sudo hostnamectl set-hostname NEWHOSTNAME
…where NEWHOSTNAME is the new hostname you wish to use. If you’re permanently changing your hostname, it’s probably worth rebooting after the change is made so that all services are aware of the change.
If you are running a Linux operating system released in the last few years, it’s most likely that it’s SystemD based, so this is probably what you’re looking for!
Permanently Changing the Hostname on Legacy Debian/Ubuntu Based Linux Distributions
Older versions of the above are not based on SystemD and lack the hostnamectl command, so you’ll have to edit some configuration files to change the hostname.
First, edit the /etc/hostname file (here I’m using the nano text editor):
sudo nano /etc/hostname
The /etc/hostname file contains one thing and one thing only – a single line of text containing the system’s hostname.
Please note the current hostname for later, then edit it to what you want, save, and close.
Next, you’ll have to edit /etc/hosts:
sudo nano /etc/hosts
There will be a line somewhere in the file that looks like this:
…where PREVIOUSHOSTNAME is the old hostname, which you made a note of in the last step.
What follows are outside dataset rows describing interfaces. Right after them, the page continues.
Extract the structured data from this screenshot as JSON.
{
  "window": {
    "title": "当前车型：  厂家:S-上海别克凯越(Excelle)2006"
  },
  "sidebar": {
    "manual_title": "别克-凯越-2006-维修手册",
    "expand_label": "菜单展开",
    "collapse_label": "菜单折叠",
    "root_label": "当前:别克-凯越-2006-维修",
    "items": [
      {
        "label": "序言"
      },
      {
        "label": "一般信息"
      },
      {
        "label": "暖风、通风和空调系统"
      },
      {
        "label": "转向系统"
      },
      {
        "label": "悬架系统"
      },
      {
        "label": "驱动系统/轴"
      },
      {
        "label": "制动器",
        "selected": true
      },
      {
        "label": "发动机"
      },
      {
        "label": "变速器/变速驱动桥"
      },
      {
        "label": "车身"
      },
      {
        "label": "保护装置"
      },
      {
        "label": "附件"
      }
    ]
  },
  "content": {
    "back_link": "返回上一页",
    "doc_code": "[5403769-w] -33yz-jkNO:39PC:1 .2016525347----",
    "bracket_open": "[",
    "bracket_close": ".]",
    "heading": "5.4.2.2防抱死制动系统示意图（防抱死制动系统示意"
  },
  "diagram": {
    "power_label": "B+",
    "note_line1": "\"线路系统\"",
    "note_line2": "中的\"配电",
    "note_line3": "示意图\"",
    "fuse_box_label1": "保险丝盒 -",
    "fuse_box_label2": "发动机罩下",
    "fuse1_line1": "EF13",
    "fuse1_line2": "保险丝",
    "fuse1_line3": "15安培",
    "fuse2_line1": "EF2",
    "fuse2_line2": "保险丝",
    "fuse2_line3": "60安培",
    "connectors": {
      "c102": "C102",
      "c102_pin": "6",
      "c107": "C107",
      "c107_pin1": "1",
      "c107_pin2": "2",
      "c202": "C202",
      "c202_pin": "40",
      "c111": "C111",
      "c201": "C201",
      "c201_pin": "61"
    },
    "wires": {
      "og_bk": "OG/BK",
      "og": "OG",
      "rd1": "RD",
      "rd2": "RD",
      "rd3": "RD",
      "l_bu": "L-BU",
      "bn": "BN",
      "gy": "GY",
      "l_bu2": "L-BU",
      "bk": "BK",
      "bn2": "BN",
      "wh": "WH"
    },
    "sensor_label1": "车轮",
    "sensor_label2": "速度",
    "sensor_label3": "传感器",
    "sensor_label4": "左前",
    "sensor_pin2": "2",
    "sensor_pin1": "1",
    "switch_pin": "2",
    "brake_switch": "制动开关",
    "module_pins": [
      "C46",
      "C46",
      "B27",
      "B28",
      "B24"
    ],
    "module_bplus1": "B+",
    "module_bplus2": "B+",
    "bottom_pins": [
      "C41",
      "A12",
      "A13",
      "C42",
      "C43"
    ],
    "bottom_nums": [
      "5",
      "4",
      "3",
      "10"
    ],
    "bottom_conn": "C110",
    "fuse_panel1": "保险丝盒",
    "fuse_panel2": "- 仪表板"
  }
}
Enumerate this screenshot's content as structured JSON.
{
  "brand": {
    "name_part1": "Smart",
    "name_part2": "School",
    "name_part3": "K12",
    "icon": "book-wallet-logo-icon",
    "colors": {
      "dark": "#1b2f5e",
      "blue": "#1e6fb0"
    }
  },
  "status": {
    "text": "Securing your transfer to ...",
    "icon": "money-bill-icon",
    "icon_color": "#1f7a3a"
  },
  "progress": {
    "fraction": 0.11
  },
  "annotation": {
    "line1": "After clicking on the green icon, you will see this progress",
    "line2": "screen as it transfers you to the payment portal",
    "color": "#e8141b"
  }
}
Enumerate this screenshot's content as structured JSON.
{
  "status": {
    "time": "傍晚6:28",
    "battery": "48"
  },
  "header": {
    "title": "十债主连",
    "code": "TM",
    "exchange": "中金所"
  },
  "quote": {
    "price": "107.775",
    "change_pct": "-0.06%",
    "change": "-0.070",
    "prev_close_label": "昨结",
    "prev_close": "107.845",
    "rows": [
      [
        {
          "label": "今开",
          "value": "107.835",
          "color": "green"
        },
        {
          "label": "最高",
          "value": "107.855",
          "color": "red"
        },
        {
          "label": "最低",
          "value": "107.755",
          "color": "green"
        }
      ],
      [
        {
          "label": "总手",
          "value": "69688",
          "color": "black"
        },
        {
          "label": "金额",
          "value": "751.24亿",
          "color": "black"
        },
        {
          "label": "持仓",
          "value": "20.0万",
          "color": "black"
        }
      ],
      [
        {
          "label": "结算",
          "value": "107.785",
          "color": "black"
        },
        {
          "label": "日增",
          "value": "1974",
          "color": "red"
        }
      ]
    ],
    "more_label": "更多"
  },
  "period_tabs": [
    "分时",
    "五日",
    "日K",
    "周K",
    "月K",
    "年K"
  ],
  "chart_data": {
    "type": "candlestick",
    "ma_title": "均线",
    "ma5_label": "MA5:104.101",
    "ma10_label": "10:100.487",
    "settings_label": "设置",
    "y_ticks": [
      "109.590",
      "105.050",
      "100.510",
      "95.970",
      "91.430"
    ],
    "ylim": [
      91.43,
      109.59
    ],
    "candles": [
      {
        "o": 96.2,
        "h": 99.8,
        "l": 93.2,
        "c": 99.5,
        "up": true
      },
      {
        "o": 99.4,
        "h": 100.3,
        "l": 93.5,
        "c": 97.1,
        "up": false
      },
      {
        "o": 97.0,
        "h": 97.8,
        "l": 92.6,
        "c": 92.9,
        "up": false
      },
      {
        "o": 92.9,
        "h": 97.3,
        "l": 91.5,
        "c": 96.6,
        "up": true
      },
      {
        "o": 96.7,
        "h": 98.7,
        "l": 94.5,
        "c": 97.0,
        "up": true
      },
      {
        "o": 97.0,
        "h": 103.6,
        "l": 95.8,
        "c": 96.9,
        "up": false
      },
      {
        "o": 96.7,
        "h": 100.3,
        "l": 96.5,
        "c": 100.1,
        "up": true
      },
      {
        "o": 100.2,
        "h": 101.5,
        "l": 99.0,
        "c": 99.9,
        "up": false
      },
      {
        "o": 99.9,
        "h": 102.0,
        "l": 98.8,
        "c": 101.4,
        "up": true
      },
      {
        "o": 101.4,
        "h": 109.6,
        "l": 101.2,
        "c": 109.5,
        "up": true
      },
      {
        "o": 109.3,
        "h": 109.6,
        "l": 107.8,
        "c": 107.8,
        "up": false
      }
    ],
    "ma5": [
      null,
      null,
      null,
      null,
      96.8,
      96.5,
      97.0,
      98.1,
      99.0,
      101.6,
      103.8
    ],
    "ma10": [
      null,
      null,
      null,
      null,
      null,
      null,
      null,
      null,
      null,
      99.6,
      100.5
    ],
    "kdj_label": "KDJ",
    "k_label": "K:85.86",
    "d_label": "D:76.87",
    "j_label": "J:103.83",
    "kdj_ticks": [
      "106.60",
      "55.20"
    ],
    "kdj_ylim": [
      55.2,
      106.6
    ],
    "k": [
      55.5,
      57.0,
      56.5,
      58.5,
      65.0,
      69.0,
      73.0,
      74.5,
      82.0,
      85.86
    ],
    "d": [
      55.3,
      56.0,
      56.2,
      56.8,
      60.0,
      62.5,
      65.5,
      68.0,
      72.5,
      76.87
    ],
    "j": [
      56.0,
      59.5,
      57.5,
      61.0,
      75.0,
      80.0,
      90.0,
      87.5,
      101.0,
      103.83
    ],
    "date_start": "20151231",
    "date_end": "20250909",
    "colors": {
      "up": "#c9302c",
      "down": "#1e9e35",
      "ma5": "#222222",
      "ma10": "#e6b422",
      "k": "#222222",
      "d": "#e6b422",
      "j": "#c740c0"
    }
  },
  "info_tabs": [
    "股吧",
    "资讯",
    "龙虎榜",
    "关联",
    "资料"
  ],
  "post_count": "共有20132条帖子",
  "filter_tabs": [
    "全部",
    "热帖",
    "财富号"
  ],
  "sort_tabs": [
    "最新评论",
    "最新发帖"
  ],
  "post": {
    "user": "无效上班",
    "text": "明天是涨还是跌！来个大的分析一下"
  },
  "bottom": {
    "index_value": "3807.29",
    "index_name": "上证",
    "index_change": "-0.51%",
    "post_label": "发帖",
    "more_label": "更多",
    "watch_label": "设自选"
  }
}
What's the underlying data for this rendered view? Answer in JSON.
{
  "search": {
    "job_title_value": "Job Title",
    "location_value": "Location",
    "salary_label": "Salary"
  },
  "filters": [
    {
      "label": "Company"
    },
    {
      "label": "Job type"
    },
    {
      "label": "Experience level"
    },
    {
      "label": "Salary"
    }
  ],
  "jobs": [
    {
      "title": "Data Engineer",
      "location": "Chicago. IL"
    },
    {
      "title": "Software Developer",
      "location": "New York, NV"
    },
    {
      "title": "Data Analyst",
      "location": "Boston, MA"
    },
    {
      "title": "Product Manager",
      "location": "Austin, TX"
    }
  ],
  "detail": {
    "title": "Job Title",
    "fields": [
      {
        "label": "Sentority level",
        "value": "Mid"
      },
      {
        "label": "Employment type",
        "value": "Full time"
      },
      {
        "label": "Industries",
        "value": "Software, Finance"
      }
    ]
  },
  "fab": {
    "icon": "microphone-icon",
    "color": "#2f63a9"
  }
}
Change it so that it reads:
…where NEWHOSTNAME is the name you gave your system in the /etc/hosts file.
To apply the change, run:
Though as before, I recommend rebooting after changing the hostname so that all services are aware of the change – some may have cached it.
Permanently Changing the Hostname on RedHat/Centos Based Linux Distributions
Finally, here’s how to change the hostname on older versions of RedHat/Centos. Edit the following file:
sudo nano /etc/sysconfig/network
The contents will look something like this (yours will probably differ slightly):
NETWORKING=yes HOSTNAME="OLDHOSTNAME" GATEWAY="192.168.1.254" GATEWAYDEV="eth0" FORWARD_IPV4="yes"
Find the line beginning with HOSTNAME= and replace the value following it (keeping the quotes) with the new hostname you wish to use.